Punk was raw, direct and non-conformist. According to Joe Strummer of the Clash, it was the Ramones’ debut album that opened the punk Pandora’s box in 1976 and paved the way for bands like the Sex Pistols, the Clash and several others. The initial sales figures were definitely bad. That didn’t change the fact that the Ramones, with their songs not even three minutes long, free of overblown lyricism and musical complexity, hit exactly the zeitgeist of the youth. Rudimentary but catchy chord sequences without any claim to artistic virtuosity, minimalist statements about youthful rebellion and life in New York brought to the point. It was no longer about being admired as a star, not even about what the music said. It was about punk.
7. The first rap song enters the Top 40
When the Sugar Hill Gang released Rapper’s Delight in 1979, it was the first rap song to make it into the Top 40. What many take for granted today was completely new and previously unheard at the time. The song made hip-hop culture known to a wider audience. Quite a few people thought that rap was a trend that would soon be over. In fact, as we all know, they were proven wrong. Despite all the prophecies of doom, rap and hip-hop have established themselves with gigantic sales figures. Not infrequently, these are figures that other genres from rock to pop can only dream of.
8. The death of Ian Curtis and the birth of New Order

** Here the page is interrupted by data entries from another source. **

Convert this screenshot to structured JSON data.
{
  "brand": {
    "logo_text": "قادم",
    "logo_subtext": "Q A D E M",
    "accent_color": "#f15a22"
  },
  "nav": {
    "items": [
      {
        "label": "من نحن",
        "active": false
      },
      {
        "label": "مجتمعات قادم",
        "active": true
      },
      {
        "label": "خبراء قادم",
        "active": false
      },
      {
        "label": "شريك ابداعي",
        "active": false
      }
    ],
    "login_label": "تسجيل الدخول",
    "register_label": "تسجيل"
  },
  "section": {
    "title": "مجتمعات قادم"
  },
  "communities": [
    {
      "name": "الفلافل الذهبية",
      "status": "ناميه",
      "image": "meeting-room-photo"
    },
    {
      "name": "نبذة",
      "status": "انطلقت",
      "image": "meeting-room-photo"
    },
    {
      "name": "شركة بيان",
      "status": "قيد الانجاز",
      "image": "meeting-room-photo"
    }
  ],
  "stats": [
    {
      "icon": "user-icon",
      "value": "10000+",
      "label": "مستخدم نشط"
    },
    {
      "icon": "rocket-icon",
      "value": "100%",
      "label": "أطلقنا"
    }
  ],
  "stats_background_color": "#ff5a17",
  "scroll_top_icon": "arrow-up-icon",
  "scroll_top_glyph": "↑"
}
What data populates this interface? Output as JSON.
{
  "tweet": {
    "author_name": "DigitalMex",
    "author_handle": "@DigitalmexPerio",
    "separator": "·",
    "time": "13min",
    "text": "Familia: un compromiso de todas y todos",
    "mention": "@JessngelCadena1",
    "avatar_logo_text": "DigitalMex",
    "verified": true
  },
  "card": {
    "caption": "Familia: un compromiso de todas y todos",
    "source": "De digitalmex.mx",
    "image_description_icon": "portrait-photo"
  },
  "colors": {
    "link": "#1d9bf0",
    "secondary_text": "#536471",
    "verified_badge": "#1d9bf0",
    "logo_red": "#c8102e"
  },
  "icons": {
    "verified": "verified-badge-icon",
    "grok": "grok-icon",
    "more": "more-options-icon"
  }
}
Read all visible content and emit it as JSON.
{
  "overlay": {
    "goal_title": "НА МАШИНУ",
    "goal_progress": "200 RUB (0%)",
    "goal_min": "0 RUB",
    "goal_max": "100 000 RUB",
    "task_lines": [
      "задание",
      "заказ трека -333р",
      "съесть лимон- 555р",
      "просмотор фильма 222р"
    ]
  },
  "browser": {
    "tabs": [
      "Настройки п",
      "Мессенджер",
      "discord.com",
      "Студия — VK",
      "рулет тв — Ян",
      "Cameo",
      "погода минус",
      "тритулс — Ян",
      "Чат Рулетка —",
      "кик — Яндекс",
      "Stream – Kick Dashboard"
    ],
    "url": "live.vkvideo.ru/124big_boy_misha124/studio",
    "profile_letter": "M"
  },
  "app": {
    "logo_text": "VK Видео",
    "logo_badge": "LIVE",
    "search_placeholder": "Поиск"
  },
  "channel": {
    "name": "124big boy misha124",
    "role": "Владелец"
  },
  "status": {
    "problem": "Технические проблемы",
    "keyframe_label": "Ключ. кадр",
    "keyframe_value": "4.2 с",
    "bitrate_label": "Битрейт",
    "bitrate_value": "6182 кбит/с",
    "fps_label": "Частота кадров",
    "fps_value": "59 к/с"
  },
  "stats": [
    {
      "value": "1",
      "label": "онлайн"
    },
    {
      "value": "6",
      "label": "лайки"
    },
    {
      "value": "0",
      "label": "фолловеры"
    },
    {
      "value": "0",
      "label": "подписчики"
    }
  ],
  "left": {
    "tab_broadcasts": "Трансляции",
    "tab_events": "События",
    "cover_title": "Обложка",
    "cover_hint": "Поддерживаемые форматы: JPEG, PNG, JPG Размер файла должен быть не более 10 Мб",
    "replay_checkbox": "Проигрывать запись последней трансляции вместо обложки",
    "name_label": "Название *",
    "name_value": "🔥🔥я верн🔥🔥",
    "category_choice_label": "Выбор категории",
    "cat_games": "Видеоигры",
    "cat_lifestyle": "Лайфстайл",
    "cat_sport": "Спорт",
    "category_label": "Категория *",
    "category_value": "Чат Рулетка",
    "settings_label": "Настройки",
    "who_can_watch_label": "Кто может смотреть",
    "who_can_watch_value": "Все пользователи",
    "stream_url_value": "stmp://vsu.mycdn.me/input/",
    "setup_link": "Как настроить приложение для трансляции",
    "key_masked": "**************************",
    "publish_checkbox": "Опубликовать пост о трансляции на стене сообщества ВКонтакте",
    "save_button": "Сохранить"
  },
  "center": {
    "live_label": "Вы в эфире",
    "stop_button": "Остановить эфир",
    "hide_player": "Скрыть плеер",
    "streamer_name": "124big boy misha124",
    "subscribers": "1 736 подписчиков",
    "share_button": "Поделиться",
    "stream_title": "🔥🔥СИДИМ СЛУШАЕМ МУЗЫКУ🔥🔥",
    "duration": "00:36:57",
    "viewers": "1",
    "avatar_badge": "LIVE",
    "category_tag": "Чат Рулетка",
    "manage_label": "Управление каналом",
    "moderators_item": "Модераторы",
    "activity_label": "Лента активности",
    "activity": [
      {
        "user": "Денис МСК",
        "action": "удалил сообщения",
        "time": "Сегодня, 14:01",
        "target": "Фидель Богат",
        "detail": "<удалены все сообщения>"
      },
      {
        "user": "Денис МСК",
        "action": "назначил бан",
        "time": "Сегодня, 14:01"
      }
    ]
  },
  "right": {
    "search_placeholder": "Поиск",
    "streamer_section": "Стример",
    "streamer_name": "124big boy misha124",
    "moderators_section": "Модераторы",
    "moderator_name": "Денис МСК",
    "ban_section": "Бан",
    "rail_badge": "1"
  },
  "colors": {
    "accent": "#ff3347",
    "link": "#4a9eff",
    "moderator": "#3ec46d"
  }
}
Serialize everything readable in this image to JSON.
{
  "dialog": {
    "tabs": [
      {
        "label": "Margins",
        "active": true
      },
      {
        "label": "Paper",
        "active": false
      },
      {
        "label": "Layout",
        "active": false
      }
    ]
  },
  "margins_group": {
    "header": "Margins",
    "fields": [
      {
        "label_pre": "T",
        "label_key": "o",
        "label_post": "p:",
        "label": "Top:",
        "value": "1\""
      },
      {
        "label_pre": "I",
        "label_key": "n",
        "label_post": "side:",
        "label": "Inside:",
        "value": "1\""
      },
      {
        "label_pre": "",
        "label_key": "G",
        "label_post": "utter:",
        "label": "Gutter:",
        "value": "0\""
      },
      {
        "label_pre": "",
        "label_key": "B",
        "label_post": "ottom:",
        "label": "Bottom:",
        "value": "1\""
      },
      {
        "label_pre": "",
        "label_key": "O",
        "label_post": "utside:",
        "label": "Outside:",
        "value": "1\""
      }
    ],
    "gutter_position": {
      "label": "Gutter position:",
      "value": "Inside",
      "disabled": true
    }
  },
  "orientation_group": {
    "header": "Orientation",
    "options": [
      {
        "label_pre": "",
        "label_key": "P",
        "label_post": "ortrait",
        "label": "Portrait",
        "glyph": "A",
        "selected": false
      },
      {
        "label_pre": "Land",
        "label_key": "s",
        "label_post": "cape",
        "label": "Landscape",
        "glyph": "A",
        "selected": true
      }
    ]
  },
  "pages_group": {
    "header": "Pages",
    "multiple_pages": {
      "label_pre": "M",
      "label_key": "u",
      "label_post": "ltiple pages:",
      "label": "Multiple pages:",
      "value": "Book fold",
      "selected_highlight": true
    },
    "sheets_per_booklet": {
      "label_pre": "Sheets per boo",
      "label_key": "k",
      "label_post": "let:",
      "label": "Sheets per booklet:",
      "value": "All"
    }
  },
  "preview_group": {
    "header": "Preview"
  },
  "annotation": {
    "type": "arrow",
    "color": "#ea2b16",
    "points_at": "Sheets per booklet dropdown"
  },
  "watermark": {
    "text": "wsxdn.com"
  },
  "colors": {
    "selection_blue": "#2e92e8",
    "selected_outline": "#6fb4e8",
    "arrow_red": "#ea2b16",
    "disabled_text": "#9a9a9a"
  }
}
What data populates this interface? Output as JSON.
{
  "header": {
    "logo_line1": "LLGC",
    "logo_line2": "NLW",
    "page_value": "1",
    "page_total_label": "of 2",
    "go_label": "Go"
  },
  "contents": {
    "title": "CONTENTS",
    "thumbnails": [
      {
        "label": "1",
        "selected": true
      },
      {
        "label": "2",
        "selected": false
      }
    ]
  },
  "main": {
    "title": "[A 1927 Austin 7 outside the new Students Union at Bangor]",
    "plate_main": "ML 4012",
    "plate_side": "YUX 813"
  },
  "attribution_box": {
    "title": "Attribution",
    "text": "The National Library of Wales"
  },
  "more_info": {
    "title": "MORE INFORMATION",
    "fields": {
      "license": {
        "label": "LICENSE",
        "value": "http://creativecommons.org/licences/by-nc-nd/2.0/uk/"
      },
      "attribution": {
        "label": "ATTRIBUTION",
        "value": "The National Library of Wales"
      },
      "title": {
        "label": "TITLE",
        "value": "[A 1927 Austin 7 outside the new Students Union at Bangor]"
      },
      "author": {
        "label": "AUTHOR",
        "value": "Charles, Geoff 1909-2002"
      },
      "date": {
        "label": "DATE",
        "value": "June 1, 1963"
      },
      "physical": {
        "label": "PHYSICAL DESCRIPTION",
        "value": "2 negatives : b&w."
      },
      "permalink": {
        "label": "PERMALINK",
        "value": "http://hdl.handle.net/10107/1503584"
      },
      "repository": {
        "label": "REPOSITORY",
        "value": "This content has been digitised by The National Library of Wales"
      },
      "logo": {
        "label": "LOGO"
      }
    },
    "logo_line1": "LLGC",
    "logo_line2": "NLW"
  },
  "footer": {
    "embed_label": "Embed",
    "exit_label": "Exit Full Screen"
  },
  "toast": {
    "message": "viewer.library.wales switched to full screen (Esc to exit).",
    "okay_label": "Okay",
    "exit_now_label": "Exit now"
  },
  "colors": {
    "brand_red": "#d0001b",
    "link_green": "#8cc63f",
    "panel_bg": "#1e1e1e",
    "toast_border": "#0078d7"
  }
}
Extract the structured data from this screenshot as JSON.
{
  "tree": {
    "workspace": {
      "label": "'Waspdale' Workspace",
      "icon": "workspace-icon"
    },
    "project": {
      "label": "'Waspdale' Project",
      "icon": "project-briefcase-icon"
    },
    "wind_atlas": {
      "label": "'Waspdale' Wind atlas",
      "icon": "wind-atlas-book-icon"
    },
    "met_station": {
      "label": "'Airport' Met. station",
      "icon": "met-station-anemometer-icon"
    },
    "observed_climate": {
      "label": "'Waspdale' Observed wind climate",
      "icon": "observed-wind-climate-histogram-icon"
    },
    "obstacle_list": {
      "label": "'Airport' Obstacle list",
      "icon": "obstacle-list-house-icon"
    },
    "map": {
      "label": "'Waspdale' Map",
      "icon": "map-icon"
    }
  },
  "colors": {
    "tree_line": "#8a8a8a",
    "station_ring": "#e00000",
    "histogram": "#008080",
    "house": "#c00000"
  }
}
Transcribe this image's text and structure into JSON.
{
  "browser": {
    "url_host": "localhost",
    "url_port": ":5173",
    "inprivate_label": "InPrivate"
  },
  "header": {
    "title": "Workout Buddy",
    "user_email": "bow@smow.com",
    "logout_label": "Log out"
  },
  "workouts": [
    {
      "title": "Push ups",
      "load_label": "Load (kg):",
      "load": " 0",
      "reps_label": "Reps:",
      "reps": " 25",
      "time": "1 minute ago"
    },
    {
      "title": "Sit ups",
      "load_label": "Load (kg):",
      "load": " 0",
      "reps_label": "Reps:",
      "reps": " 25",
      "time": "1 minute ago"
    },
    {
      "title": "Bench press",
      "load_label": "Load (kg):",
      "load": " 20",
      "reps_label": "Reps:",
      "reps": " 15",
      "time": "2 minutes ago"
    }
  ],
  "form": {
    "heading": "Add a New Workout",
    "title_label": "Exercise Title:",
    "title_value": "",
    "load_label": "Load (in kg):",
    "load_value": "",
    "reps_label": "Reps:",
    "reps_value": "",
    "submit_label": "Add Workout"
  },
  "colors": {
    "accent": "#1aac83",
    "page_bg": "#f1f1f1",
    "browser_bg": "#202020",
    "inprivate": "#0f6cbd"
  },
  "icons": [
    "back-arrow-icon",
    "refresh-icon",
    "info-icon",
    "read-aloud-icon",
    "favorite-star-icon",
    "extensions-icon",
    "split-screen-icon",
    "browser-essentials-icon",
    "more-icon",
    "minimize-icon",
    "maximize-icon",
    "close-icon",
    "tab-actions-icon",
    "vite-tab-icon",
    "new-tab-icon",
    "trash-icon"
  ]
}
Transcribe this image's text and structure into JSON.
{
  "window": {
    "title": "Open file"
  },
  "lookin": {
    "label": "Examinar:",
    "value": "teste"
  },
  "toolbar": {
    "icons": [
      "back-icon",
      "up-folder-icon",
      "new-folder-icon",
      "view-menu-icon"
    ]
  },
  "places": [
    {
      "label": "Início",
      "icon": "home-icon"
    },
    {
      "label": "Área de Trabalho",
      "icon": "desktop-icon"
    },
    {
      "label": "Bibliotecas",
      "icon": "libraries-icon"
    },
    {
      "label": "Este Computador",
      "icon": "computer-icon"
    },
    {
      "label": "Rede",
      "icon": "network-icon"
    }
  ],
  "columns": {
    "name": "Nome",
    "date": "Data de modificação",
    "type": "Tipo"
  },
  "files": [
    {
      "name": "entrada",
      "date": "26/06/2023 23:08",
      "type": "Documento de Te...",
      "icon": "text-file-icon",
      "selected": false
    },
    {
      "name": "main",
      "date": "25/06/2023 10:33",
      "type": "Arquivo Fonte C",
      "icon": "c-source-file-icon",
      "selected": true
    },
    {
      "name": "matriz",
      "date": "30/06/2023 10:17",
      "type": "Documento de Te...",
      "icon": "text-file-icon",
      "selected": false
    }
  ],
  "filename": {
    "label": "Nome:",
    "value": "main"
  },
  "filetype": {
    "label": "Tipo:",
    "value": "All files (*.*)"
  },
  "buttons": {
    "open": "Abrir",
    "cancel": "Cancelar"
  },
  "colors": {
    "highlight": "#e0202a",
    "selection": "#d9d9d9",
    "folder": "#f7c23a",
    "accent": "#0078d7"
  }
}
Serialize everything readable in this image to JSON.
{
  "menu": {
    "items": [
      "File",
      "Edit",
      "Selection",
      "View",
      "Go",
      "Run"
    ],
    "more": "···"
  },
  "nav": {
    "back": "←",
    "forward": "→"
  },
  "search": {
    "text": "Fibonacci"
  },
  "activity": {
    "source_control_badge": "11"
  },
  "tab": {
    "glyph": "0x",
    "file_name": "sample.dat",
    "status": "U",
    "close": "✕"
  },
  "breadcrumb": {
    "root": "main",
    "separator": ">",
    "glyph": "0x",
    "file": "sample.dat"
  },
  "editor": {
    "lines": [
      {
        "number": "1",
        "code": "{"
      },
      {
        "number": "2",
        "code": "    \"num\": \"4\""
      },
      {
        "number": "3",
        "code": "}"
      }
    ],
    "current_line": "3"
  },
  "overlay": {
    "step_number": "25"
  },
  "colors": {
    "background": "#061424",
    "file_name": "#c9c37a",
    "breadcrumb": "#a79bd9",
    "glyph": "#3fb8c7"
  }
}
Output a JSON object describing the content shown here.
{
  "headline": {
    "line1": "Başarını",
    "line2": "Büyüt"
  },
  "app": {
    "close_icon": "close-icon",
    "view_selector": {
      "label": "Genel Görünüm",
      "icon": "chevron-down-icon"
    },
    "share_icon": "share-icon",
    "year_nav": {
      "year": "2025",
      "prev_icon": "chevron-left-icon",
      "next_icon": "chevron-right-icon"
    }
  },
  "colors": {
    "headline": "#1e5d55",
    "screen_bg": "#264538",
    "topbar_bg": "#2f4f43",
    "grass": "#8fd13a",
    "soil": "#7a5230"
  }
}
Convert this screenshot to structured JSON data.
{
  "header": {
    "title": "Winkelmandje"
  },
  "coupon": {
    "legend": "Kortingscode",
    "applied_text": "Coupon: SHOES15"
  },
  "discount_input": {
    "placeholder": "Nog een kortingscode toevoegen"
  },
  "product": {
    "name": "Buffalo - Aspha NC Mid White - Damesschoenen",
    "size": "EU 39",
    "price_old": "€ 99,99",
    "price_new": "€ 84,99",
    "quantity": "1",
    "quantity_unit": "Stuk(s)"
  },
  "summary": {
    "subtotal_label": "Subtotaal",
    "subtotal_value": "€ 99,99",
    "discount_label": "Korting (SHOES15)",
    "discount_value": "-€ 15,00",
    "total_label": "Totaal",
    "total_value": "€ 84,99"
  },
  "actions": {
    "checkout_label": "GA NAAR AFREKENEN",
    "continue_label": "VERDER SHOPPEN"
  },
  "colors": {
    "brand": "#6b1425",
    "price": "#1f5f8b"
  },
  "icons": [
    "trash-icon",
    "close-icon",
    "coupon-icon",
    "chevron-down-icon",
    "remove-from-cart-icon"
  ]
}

A tragic moment for the history of rock was the early death of Ian Curtis. The band Joy Division left a strong impression with their dark, bass-driven yet energetic music and Ian Curtis’ lyrics. Then the drama: when Curtis committed suicide in May 1980, the true scope of the subtexts became clear. From the ashes rose the phoenix to lead the alternative dance music of the 1980s: New Order. The fusion of guitar-heavy new wave music with electronica and house influences emerged; the Madchester scene was born and with it the foundation for the Britpop era that burgeoned a decade later. Ian Curtis died too soon, but he left an absolutely defining legacy.
9. Nirvana destroyed hair metal
In the ’80s to the beginning of the ’90s, hair metal music, often considered superficial and overly commercialised, dominated. The hard rock clichés of endless parties with mind-altering substances, leggings with leopard patterns and co. were used up. Then came the alternative bands who no longer cared about this uniformed nimbus: grunge was lifted out of the cradle. First and foremost Nirvana around the icon Kurt Cobain. From 1991 onwards, they were the new role models who did their thing, addressed uncomfortable truths and thus shaped an entire generation.